Restate the full set of records exactly, word for word.

[Extracted data entries]
-*-
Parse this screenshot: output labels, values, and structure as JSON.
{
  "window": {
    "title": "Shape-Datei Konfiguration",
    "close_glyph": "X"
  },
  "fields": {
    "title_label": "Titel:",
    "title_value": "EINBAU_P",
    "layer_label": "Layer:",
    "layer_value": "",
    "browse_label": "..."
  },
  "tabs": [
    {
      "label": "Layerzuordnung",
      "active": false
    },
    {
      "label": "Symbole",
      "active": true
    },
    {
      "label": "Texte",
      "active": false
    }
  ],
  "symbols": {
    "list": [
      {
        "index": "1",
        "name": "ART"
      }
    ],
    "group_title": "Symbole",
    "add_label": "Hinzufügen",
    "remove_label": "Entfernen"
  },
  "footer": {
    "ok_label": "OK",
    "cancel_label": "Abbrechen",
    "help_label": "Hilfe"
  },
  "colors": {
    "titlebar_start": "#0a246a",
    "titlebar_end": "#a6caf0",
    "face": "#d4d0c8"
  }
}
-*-
▸ Solution:
Parse this screenshot: output labels, values, and structure as JSON.
{
  "window": {
    "title": "Shape-Datei Konfiguration",
    "close_glyph": "X"
  },
  "fields": {
    "title_label": "Titel:",
    "title_value": "EINBAU_P",
    "layer_label": "Layer:",
    "layer_value": "",
    "browse_label": "..."
  },
  "tabs": [
    {
      "label": "Layerzuordnung",
      "active": false
    },
    {
      "label": "Symbole",
      "active": true
    },
    {
      "label": "Texte",
      "active": false
    }
  ],
  "symbols": {
    "list": [
      {
        "index": "1",
        "name": "ART"
      }
    ],
    "group_title": "Symbole",
    "add_label": "Hinzufügen",
    "remove_label": "Entfernen"
  },
  "footer": {
    "ok_label": "OK",
    "cancel_label": "Abbrechen",
    "help_label": "Hilfe"
  },
  "colors": {
    "titlebar_start": "#0a246a",
    "titlebar_end": "#a6caf0",
    "face": "#d4d0c8"
  }
}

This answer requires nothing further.